Please set down, exactly, the line with "Transcribe this image's" and all lines that follow it through the end of the records below.

Supplied records START

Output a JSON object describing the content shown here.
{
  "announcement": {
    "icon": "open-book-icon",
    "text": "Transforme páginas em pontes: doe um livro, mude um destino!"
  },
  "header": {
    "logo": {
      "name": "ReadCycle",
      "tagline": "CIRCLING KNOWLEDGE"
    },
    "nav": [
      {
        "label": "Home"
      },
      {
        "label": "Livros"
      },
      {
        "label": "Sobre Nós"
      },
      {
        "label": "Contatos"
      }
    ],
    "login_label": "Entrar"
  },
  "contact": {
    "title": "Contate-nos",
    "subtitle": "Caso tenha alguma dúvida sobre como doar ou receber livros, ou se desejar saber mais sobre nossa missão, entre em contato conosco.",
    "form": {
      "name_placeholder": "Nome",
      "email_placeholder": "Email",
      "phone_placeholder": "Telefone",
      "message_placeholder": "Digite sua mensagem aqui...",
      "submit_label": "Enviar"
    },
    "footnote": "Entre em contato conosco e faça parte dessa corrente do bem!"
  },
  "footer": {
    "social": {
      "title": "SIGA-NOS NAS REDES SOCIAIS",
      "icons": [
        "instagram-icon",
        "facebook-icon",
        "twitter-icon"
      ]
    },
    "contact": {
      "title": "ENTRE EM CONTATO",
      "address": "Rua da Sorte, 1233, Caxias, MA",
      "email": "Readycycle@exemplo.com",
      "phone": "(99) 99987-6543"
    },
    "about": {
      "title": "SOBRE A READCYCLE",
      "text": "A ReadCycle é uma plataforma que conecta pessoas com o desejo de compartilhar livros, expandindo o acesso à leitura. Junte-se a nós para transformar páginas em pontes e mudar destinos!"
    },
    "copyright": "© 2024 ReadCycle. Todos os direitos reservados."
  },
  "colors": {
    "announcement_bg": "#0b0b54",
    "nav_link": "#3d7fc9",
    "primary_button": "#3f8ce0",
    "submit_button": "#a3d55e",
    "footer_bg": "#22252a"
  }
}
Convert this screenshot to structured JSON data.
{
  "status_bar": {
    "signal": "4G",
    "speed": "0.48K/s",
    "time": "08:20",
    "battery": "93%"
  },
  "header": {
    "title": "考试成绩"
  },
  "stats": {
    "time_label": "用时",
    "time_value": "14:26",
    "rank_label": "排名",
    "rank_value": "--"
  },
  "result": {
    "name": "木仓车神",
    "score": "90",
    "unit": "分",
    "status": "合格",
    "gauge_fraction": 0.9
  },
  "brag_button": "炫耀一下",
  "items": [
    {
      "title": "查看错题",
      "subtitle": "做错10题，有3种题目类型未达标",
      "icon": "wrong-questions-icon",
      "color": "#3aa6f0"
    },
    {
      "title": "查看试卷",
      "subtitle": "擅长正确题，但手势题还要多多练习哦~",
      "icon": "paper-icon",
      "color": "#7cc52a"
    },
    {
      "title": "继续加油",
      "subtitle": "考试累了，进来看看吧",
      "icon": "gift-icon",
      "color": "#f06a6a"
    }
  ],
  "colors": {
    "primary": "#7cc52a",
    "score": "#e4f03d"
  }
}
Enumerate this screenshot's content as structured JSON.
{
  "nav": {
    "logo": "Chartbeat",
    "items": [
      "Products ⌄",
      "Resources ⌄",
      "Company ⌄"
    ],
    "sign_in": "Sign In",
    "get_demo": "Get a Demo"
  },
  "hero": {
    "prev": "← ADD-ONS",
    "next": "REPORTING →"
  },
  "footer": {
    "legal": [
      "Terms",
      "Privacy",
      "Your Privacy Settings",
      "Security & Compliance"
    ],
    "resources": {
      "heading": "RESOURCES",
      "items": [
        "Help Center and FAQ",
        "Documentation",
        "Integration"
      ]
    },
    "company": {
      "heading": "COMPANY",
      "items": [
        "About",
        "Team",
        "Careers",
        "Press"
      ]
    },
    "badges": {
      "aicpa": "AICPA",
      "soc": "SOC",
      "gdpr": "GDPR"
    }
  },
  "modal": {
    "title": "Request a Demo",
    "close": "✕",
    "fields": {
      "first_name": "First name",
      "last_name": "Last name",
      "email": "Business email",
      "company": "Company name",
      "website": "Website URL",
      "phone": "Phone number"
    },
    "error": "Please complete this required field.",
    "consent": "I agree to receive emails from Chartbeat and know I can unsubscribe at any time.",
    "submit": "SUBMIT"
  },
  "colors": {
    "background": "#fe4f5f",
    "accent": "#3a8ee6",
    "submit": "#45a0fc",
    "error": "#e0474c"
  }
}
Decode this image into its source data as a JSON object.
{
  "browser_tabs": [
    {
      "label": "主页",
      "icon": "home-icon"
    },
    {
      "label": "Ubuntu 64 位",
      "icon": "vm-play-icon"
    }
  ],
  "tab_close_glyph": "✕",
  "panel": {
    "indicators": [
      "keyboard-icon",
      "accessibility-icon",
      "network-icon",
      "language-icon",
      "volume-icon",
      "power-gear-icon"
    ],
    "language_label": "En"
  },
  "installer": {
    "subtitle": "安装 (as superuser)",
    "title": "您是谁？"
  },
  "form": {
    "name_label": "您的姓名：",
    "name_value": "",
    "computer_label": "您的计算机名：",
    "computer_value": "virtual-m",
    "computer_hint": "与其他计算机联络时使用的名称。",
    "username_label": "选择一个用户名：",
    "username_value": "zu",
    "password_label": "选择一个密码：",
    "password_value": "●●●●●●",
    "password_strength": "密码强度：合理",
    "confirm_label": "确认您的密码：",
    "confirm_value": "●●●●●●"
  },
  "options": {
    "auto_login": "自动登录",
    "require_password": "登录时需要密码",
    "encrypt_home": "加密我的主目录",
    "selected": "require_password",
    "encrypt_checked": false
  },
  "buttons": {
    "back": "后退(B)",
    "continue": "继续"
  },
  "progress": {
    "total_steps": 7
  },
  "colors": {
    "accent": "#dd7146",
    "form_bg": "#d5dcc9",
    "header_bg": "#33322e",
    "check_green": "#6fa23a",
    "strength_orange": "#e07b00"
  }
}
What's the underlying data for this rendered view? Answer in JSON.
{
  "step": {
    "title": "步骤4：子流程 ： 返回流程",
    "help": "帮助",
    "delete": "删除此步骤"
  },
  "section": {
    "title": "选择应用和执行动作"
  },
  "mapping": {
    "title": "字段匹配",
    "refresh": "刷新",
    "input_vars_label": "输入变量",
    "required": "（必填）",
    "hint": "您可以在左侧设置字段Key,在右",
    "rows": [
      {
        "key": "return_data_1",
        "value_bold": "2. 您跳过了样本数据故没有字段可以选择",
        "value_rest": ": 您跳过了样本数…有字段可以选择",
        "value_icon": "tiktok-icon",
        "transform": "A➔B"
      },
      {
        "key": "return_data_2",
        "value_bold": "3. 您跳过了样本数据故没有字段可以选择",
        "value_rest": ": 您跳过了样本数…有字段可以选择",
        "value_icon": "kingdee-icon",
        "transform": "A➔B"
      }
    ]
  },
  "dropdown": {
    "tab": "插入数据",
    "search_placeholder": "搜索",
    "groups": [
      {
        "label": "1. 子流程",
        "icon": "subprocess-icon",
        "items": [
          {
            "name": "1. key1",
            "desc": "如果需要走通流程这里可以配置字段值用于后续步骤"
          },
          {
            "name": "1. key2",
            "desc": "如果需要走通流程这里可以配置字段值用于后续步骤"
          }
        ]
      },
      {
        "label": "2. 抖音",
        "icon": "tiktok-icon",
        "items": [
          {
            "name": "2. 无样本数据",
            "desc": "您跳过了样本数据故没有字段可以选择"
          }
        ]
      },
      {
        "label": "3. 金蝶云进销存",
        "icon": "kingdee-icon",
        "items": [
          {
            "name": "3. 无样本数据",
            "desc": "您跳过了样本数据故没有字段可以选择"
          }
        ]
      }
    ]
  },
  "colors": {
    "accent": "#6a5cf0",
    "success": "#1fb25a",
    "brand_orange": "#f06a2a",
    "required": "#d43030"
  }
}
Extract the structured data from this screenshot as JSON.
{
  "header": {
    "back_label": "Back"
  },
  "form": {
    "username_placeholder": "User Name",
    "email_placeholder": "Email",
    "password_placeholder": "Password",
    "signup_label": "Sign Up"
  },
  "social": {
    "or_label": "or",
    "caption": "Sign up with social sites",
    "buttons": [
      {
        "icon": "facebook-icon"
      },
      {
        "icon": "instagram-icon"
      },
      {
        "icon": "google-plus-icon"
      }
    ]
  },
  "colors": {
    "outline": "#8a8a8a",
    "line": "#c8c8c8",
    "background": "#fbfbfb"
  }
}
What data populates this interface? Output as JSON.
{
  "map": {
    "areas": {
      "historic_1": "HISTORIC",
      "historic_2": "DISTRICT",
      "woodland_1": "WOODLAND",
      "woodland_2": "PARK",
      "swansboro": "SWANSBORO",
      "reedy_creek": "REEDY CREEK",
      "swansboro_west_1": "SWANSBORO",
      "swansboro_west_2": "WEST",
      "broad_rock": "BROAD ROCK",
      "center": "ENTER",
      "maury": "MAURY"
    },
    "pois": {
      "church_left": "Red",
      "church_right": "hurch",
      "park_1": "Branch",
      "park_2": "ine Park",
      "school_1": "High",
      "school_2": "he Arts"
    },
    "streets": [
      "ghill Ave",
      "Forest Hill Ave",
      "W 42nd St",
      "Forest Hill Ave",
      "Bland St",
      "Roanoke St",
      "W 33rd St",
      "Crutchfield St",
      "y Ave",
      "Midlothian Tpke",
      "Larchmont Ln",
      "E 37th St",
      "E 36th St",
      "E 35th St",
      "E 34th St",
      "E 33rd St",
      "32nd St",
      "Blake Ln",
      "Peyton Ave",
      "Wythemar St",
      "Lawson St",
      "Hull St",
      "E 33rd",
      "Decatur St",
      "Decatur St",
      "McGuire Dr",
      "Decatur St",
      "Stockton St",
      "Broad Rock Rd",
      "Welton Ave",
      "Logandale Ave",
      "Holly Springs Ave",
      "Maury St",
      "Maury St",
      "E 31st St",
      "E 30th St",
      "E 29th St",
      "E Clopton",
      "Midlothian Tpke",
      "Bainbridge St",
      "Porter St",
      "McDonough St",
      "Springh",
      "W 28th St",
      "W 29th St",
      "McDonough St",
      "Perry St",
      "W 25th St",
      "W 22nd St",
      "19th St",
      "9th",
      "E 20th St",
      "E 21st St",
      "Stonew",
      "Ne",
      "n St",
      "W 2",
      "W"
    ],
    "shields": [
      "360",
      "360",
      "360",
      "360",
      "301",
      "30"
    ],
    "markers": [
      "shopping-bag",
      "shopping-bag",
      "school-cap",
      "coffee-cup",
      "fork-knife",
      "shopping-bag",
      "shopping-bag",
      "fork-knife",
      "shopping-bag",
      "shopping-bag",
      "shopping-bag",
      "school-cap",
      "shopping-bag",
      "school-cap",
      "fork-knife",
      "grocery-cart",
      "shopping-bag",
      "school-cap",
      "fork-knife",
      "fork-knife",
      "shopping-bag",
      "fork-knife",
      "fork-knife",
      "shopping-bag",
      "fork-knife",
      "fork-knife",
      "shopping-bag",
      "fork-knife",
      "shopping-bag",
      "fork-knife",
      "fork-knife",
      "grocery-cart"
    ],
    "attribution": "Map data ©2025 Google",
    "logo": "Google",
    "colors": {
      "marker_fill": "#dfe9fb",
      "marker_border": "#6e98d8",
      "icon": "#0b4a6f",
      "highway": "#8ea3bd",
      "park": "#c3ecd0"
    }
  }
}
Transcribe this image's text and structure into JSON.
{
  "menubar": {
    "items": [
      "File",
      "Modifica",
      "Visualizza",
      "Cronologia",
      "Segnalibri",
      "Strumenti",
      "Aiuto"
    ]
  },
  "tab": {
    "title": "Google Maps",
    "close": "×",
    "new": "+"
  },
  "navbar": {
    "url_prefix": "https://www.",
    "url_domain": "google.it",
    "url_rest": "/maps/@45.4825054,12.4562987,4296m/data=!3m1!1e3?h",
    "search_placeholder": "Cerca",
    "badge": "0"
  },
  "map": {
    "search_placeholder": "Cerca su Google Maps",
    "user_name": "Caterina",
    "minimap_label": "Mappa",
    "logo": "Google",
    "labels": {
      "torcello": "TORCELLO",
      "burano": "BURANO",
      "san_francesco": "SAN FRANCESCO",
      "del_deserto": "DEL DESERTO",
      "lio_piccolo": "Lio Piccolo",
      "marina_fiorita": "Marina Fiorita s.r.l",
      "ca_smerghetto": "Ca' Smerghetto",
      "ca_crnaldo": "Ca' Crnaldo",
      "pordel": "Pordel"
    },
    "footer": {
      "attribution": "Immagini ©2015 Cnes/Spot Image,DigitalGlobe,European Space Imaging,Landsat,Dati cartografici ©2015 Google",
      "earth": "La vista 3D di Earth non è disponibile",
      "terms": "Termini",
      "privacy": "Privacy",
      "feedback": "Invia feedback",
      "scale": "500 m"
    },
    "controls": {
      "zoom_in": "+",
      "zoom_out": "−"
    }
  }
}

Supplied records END

■ Written answer ■
Transcribe this image's text and structure into JSON.
{
  "menubar": {
    "items": [
      "File",
      "Modifica",
      "Visualizza",
      "Cronologia",
      "Segnalibri",
      "Strumenti",
      "Aiuto"
    ]
  },
  "tab": {
    "title": "Google Maps",
    "close": "×",
    "new": "+"
  },
  "navbar": {
    "url_prefix": "https://www.",
    "url_domain": "google.it",
    "url_rest": "/maps/@45.4825054,12.4562987,4296m/data=!3m1!1e3?h",
    "search_placeholder": "Cerca",
    "badge": "0"
  },
  "map": {
    "search_placeholder": "Cerca su Google Maps",
    "user_name": "Caterina",
    "minimap_label": "Mappa",
    "logo": "Google",
    "labels": {
      "torcello": "TORCELLO",
      "burano": "BURANO",
      "san_francesco": "SAN FRANCESCO",
      "del_deserto": "DEL DESERTO",
      "lio_piccolo": "Lio Piccolo",
      "marina_fiorita": "Marina Fiorita s.r.l",
      "ca_smerghetto": "Ca' Smerghetto",
      "ca_crnaldo": "Ca' Crnaldo",
      "pordel": "Pordel"
    },
    "footer": {
      "attribution": "Immagini ©2015 Cnes/Spot Image,DigitalGlobe,European Space Imaging,Landsat,Dati cartografici ©2015 Google",
      "earth": "La vista 3D di Earth non è disponibile",
      "terms": "Termini",
      "privacy": "Privacy",
      "feedback": "Invia feedback",
      "scale": "500 m"
    },
    "controls": {
      "zoom_in": "+",
      "zoom_out": "−"
    }
  }
}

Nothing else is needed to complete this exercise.